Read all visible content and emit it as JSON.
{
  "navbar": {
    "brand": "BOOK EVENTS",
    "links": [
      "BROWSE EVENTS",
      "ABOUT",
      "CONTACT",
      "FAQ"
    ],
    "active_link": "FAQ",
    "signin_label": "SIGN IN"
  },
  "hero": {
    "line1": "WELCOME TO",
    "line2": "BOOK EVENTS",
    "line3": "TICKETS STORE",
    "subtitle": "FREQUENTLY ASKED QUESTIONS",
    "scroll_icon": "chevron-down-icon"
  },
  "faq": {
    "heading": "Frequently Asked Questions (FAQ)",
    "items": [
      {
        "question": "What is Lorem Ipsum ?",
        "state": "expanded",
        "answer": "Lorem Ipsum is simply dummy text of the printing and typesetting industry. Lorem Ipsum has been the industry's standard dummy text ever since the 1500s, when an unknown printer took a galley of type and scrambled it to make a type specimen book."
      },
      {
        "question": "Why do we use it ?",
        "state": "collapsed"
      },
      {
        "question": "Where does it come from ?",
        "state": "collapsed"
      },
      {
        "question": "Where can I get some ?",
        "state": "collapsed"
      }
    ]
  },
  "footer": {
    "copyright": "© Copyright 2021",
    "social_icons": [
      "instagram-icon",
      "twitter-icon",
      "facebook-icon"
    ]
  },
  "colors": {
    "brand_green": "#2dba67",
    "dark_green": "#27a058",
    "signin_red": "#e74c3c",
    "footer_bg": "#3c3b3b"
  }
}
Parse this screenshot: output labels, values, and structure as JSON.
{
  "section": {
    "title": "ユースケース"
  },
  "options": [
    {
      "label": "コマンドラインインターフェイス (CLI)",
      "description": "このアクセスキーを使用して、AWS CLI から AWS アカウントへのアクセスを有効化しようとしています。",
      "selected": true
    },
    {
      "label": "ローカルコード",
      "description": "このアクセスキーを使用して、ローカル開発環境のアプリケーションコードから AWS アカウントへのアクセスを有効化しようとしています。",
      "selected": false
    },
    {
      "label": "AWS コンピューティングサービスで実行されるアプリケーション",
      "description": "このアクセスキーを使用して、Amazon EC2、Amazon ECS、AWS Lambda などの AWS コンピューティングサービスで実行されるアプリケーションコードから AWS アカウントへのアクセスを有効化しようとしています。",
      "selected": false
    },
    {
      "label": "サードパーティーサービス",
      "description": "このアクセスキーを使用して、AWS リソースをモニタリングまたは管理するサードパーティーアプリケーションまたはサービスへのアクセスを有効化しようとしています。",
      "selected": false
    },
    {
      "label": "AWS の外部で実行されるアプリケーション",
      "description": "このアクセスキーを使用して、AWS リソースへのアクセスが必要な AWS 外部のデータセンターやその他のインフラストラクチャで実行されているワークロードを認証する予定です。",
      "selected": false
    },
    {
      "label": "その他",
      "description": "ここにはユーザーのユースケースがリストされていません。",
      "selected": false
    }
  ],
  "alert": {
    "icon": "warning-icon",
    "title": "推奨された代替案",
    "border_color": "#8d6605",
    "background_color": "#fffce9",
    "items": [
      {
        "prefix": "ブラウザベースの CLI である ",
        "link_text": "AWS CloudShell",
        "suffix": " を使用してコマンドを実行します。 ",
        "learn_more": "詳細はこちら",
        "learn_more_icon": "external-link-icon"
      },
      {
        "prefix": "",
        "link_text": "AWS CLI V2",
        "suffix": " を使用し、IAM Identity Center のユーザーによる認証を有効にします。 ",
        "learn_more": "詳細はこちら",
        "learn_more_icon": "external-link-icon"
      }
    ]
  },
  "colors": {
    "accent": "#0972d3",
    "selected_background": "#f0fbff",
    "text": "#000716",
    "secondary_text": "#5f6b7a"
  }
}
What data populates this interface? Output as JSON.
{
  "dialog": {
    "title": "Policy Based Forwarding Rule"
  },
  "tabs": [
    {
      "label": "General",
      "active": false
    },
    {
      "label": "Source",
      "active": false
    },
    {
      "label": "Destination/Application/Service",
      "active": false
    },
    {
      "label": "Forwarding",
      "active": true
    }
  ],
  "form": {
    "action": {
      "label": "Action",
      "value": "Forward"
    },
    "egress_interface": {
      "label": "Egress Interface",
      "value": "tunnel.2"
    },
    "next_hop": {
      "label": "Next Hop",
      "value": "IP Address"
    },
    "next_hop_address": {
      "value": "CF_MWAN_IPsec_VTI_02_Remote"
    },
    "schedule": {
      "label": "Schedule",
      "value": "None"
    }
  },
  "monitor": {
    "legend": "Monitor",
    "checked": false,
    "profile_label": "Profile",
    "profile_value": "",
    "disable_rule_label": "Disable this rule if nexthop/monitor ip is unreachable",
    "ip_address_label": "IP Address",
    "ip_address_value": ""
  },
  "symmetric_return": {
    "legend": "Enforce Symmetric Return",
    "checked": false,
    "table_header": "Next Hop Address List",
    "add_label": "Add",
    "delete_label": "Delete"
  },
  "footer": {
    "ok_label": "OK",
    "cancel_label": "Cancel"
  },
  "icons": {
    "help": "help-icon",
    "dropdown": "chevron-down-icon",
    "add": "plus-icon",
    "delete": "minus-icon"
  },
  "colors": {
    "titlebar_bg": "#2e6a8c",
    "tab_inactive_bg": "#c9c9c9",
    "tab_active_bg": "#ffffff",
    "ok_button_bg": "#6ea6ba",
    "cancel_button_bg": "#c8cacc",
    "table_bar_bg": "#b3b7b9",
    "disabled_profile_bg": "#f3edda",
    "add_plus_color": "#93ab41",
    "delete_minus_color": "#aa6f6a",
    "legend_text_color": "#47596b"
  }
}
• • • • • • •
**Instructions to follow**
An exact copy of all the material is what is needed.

**Result of the exercise**
Read all visible content and emit it as JSON.
{
  "navbar": {
    "brand": "BOOK EVENTS",
    "links": [
      "BROWSE EVENTS",
      "ABOUT",
      "CONTACT",
      "FAQ"
    ],
    "active_link": "FAQ",
    "signin_label": "SIGN IN"
  },
  "hero": {
    "line1": "WELCOME TO",
    "line2": "BOOK EVENTS",
    "line3": "TICKETS STORE",
    "subtitle": "FREQUENTLY ASKED QUESTIONS",
    "scroll_icon": "chevron-down-icon"
  },
  "faq": {
    "heading": "Frequently Asked Questions (FAQ)",
    "items": [
      {
        "question": "What is Lorem Ipsum ?",
        "state": "expanded",
        "answer": "Lorem Ipsum is simply dummy text of the printing and typesetting industry. Lorem Ipsum has been the industry's standard dummy text ever since the 1500s, when an unknown printer took a galley of type and scrambled it to make a type specimen book."
      },
      {
        "question": "Why do we use it ?",
        "state": "collapsed"
      },
      {
        "question": "Where does it come from ?",
        "state": "collapsed"
      },
      {
        "question": "Where can I get some ?",
        "state": "collapsed"
      }
    ]
  },
  "footer": {
    "copyright": "© Copyright 2021",
    "social_icons": [
      "instagram-icon",
      "twitter-icon",
      "facebook-icon"
    ]
  },
  "colors": {
    "brand_green": "#2dba67",
    "dark_green": "#27a058",
    "signin_red": "#e74c3c",
    "footer_bg": "#3c3b3b"
  }
}
Parse this screenshot: output labels, values, and structure as JSON.
{
  "section": {
    "title": "ユースケース"
  },
  "options": [
    {
      "label": "コマンドラインインターフェイス (CLI)",
      "description": "このアクセスキーを使用して、AWS CLI から AWS アカウントへのアクセスを有効化しようとしています。",
      "selected": true
    },
    {
      "label": "ローカルコード",
      "description": "このアクセスキーを使用して、ローカル開発環境のアプリケーションコードから AWS アカウントへのアクセスを有効化しようとしています。",
      "selected": false
    },
    {
      "label": "AWS コンピューティングサービスで実行されるアプリケーション",
      "description": "このアクセスキーを使用して、Amazon EC2、Amazon ECS、AWS Lambda などの AWS コンピューティングサービスで実行されるアプリケーションコードから AWS アカウントへのアクセスを有効化しようとしています。",
      "selected": false
    },
    {
      "label": "サードパーティーサービス",
      "description": "このアクセスキーを使用して、AWS リソースをモニタリングまたは管理するサードパーティーアプリケーションまたはサービスへのアクセスを有効化しようとしています。",
      "selected": false
    },
    {
      "label": "AWS の外部で実行されるアプリケーション",
      "description": "このアクセスキーを使用して、AWS リソースへのアクセスが必要な AWS 外部のデータセンターやその他のインフラストラクチャで実行されているワークロードを認証する予定です。",
      "selected": false
    },
    {
      "label": "その他",
      "description": "ここにはユーザーのユースケースがリストされていません。",
      "selected": false
    }
  ],
  "alert": {
    "icon": "warning-icon",
    "title": "推奨された代替案",
    "border_color": "#8d6605",
    "background_color": "#fffce9",
    "items": [
      {
        "prefix": "ブラウザベースの CLI である ",
        "link_text": "AWS CloudShell",
        "suffix": " を使用してコマンドを実行します。 ",
        "learn_more": "詳細はこちら",
        "learn_more_icon": "external-link-icon"
      },
      {
        "prefix": "",
        "link_text": "AWS CLI V2",
        "suffix": " を使用し、IAM Identity Center のユーザーによる認証を有効にします。 ",
        "learn_more": "詳細はこちら",
        "learn_more_icon": "external-link-icon"
      }
    ]
  },
  "colors": {
    "accent": "#0972d3",
    "selected_background": "#f0fbff",
    "text": "#000716",
    "secondary_text": "#5f6b7a"
  }
}
What data populates this interface? Output as JSON.
{
  "dialog": {
    "title": "Policy Based Forwarding Rule"
  },
  "tabs": [
    {
      "label": "General",
      "active": false
    },
    {
      "label": "Source",
      "active": false
    },
    {
      "label": "Destination/Application/Service",
      "active": false
    },
    {
      "label": "Forwarding",
      "active": true
    }
  ],
  "form": {
    "action": {
      "label": "Action",
      "value": "Forward"
    },
    "egress_interface": {
      "label": "Egress Interface",
      "value": "tunnel.2"
    },
    "next_hop": {
      "label": "Next Hop",
      "value": "IP Address"
    },
    "next_hop_address": {
      "value": "CF_MWAN_IPsec_VTI_02_Remote"
    },
    "schedule": {
      "label": "Schedule",
      "value": "None"
    }
  },
  "monitor": {
    "legend": "Monitor",
    "checked": false,
    "profile_label": "Profile",
    "profile_value": "",
    "disable_rule_label": "Disable this rule if nexthop/monitor ip is unreachable",
    "ip_address_label": "IP Address",
    "ip_address_value": ""
  },
  "symmetric_return": {
    "legend": "Enforce Symmetric Return",
    "checked": false,
    "table_header": "Next Hop Address List",
    "add_label": "Add",
    "delete_label": "Delete"
  },
  "footer": {
    "ok_label": "OK",
    "cancel_label": "Cancel"
  },
  "icons": {
    "help": "help-icon",
    "dropdown": "chevron-down-icon",
    "add": "plus-icon",
    "delete": "minus-icon"
  },
  "colors": {
    "titlebar_bg": "#2e6a8c",
    "tab_inactive_bg": "#c9c9c9",
    "tab_active_bg": "#ffffff",
    "ok_button_bg": "#6ea6ba",
    "cancel_button_bg": "#c8cacc",
    "table_bar_bg": "#b3b7b9",
    "disabled_profile_bg": "#f3edda",
    "add_plus_color": "#93ab41",
    "delete_minus_color": "#aa6f6a",
    "legend_text_color": "#47596b"
  }
}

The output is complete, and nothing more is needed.